GoFunctions

Introduction

Functions in Go provide organized, reusable code to perform a set of actions. Functions simplify the coding process, prevent redundant logic, and make code easier to follow. This topic describes the declaration and utilization of functions, arguments, parameters, return statements and scopes in Go.

Syntax

  • func() // function type with no arguments and no return value
  • func(x int) int // accepts integer and returns an integer
  • func(a, b int, z float32) bool // accepts 2 integers, one float and returns a boolean
  • func(prefix string, values ...int) // "variadic" function which accepts one string and one or more number of integers
  • func() (int, bool) // function returning two values
  • func(a, b int, z float64, opt ...interface{}) (success bool) // accepts 2 integers, one float and one or more number of interfaces and returns named boolean value (which is already initialized inside of function)

Basic Declaration

A simple function that does not accept any parameters and does not return any values:

func SayHello() {
    fmt.Println("Hello!")
}

Parameters

A function can optionally declare a set of parameters:

func SayHelloToMe(firstName, lastName string, age int) {
    fmt.Printf("Hello, %s %s!\n", firstName, lastName)
    fmt.Printf("You are %d", age)
}

Notice that the type for firstName is omitted because it is identical to lastName.

Return Values

A function can return one or more values to the caller:

func AddAndMultiply(a, b int) (int, int) {
    return a+b, a*b
}

The second return value can also be the error var :

import errors

func Divide(dividend, divisor int) (int, error) {
    if divisor == 0 {
        return 0, errors.New("Division by zero forbidden")
    }
    return dividend / divisor, nil
}

Two important things must be noted:

  • The parenthesis may be omitted for a single return value.
  • Each return statement must provide a value for all declared return values.

Named Return Values

Return values can be assigned to a local variable.
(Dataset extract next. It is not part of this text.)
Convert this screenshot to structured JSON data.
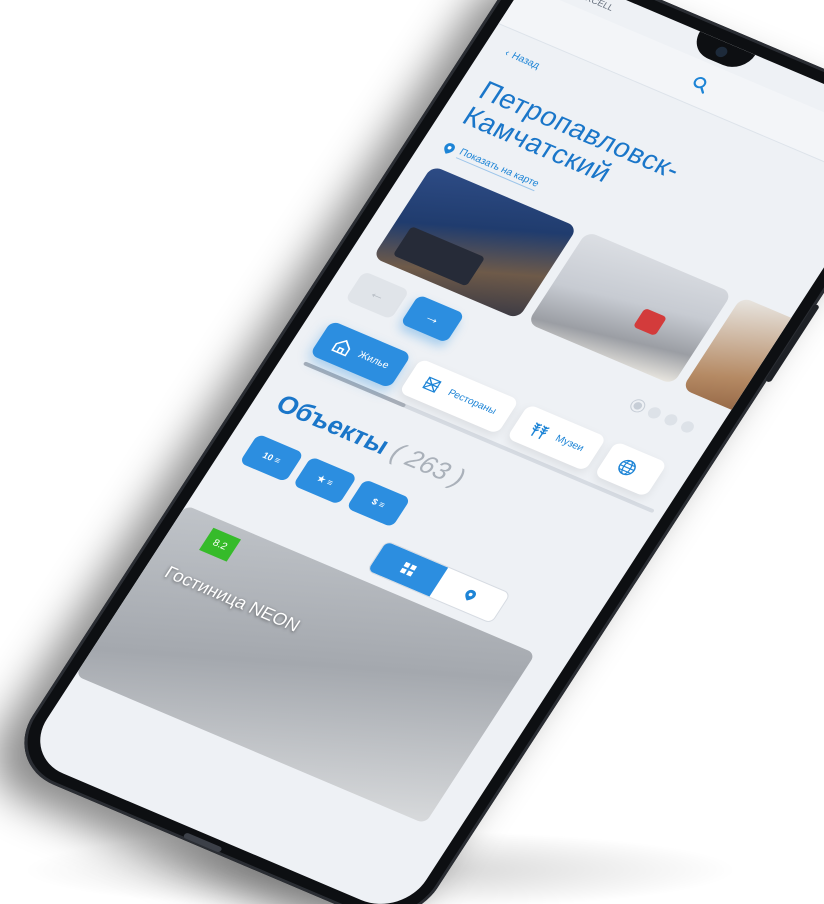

An empty return statement can then be used to return their current values. This is known as "naked" return. Naked return statements should be used only in short functions as they harm readability in longer functions:

func Inverse(v float32) (reciprocal float32) {
    if v == 0 {
        return
    }
    reciprocal = 1 / v
    return
}

play it on playground

//A function can also return multiple values
func split(sum int) (x, y int) {
    x = sum * 4 / 9
    y = sum - x
    return
}

play it on playground

Two important things must be noted:

  • The parenthesis around the return values are mandatory.
  • An empty return statement must always be provided.

Literal functions & closures

A simple literal function, printing Hello! to stdout:

package main

import "fmt"

func main() {
    func(){
        fmt.Println("Hello!")
    }()
}

play it on playground


A literal function, printing the str argument to stdout:

package main

import "fmt"

func main() {
    func(str string) {
        fmt.Println(str)
    }("Hello!")
}

play it on playground


A literal function, closing over the variable str:

package main

import "fmt"

func main() {
    str := "Hello!"
    func() {
        fmt.Println(str)
    }()
}

play it on playground


It is possible to assign a literal function to a variable:

package main

import (
    "fmt"
)

func main() {
    str := "Hello!"
    anon := func() {
        fmt.Println(str)
    }
    anon()
}

play it on playground

Variadic functions

A variadic function can be called with any number of trailing arguments. Those elements are stored in a slice.

package main

import "fmt"

func variadic(strs ...string) {
     // strs is a slice of string
     for i, str := range strs {
         fmt.Printf("%d: %s\n", i, str)
     }
}

func main() {
     variadic("Hello", "Goodbye")
     variadic("Str1", "Str2", "Str3")
}

play it on playground

You can also give a slice to a variadic function, with ...:

func main() {
     strs := []string {"Str1", "Str2", "Str3"}

     variadic(strs...)
}

play it on playground